After two unsuccessful tries, Terrell Owens will finally get his bust in Canton, Ohio, as reported by ESPN. Saturday evening, Owens was voted into the Pro Football Hall of Fame. What has kept Owens out in his first two tries may have been his relationship with the media, however, it was only a matter of time before his numbers took center stage.

For his career, Owens was a five-time All-Pro player with career totals of 1078 receptions (8th), 15,934 yards (2nd), and 153 receiving touchdowns (3rd). And yet, for two years, the NFL decided he wasn’t worthy. However, the wait is finally over for the outspoken wide receiver.

Owens, who was drafted by the San Francisco 49ers in the third round in 1996 to be the heir apparent to Jerry Rice, struggled in his first season. In his rookie year, Owens caught 35 passes for 524 yards with four touchdowns. Those were his lowest numbers during a stellar 15-year career. During his time with the 49ers, Owens staked a claim as one of the best young receivers in the NFL, as he accumulated 592 receptions for 8,572 yards and 81 receiving touchdowns.
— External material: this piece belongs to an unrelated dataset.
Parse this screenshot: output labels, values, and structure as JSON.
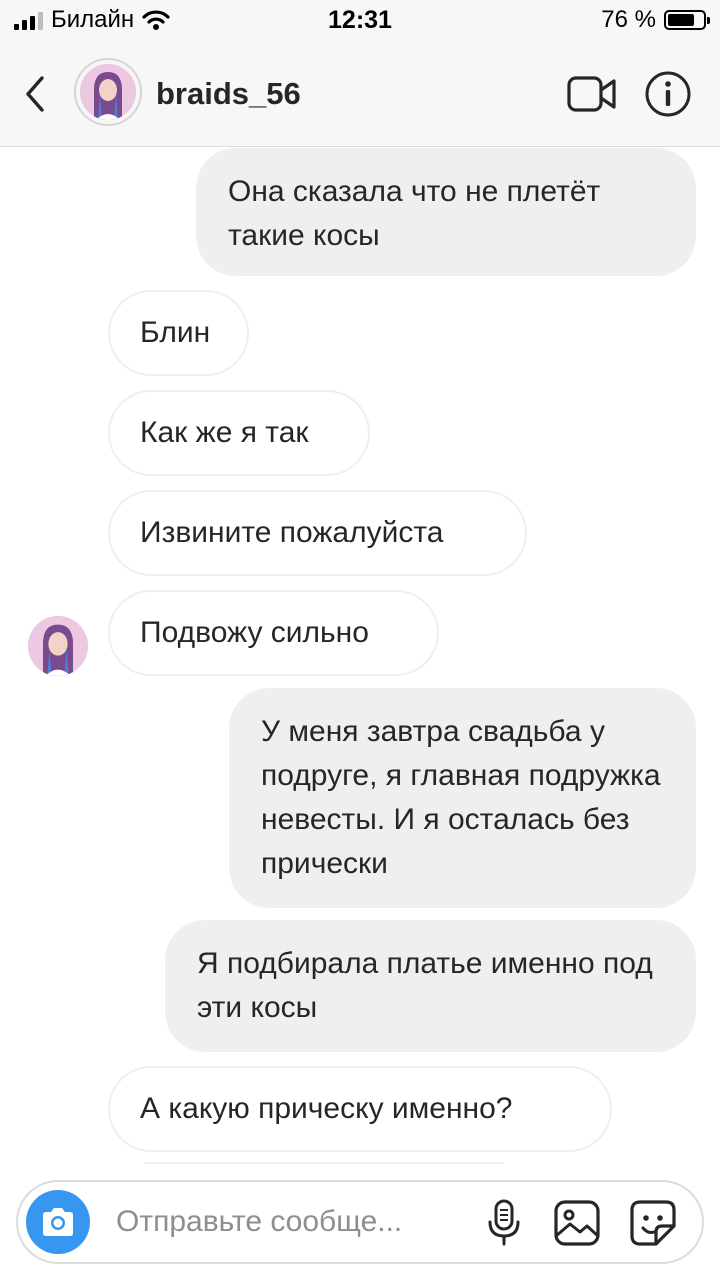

In 2004, he moved on to the Philadelphia Eagles where he was paired with Donovan McNabb and Andy Reid. During that magical season for the Eagles, Owens produced to the tune of 77 receptions for 1,200 yards and 14 touchdowns, as the Eagles made it to the Super Bowl. Injured for the playoffs, Owens, with a screw in his ankle, gutted it out for the Super Bowl, where the Eagles lost to the New England Patriots. Despite the loss and injury, Owens finished the game with a stat line of nine receptions for 122 yards.

After a season of controversy in 2005 with McNabb and the Eagles, Owens moved on to the Dallas Cowboys to pair with Tony Romo and Jerry Jones. Although there were no Super Bowl appearances, Owens proved that his last season (47 receptions) in Philadelphia was just a fluke. During his time in Dallas, Owens caught 235 passes for 3,587 yards and 38 touchdowns.
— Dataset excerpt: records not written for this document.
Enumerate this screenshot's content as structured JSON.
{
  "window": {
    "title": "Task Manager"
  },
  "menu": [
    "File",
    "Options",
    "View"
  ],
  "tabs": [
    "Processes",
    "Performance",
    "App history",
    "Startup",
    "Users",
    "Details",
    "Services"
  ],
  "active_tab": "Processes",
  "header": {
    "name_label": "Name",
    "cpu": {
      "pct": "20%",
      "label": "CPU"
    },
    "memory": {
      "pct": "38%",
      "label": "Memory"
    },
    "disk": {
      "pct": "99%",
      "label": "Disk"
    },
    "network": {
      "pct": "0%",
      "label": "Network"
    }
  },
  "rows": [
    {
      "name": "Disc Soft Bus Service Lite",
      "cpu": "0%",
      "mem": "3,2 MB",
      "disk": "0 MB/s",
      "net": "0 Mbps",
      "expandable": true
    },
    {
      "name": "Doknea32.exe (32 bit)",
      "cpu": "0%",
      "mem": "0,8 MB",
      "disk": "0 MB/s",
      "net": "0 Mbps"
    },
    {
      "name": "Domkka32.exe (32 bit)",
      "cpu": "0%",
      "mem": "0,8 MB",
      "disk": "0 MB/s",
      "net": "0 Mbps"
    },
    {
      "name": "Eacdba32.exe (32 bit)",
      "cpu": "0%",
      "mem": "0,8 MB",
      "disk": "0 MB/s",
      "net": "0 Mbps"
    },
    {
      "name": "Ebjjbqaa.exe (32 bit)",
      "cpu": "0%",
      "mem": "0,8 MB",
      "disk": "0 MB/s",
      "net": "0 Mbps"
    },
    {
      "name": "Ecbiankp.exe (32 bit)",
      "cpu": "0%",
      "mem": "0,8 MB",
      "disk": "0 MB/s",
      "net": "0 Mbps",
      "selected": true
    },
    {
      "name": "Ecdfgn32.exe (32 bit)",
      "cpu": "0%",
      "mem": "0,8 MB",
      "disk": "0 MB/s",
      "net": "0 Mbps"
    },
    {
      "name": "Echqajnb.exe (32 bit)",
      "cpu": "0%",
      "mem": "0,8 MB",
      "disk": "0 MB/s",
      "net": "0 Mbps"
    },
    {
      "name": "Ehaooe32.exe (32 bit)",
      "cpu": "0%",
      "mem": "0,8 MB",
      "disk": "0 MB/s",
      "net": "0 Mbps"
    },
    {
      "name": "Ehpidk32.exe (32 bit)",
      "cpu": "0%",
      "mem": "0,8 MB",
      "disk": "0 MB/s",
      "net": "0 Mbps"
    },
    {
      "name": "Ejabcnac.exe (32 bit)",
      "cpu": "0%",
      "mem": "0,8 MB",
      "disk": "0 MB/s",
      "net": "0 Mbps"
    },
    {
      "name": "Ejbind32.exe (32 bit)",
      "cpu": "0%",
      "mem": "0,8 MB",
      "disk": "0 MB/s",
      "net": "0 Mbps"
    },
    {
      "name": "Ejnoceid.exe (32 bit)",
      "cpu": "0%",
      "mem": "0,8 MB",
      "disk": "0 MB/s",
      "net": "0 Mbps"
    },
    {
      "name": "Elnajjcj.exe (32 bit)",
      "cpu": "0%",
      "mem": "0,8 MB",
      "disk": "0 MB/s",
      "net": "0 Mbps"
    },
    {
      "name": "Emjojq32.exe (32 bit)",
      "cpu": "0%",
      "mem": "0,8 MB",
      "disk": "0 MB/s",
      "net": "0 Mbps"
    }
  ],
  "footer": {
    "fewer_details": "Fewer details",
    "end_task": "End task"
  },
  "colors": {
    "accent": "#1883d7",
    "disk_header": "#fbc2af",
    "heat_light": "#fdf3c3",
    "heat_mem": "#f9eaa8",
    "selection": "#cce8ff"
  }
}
Owens finished the last two seasons of his career playing for the Buffalo Bills (2009) and Cincinnati Bengals (2010) before calling it quits in 2010. While a great receiver, Owens may be remembered more for his attitude with the media and off-the-field issues. Despite what he has been through throughout his life and career, Owens has been deemed one of the greatest wide receivers in NFL history.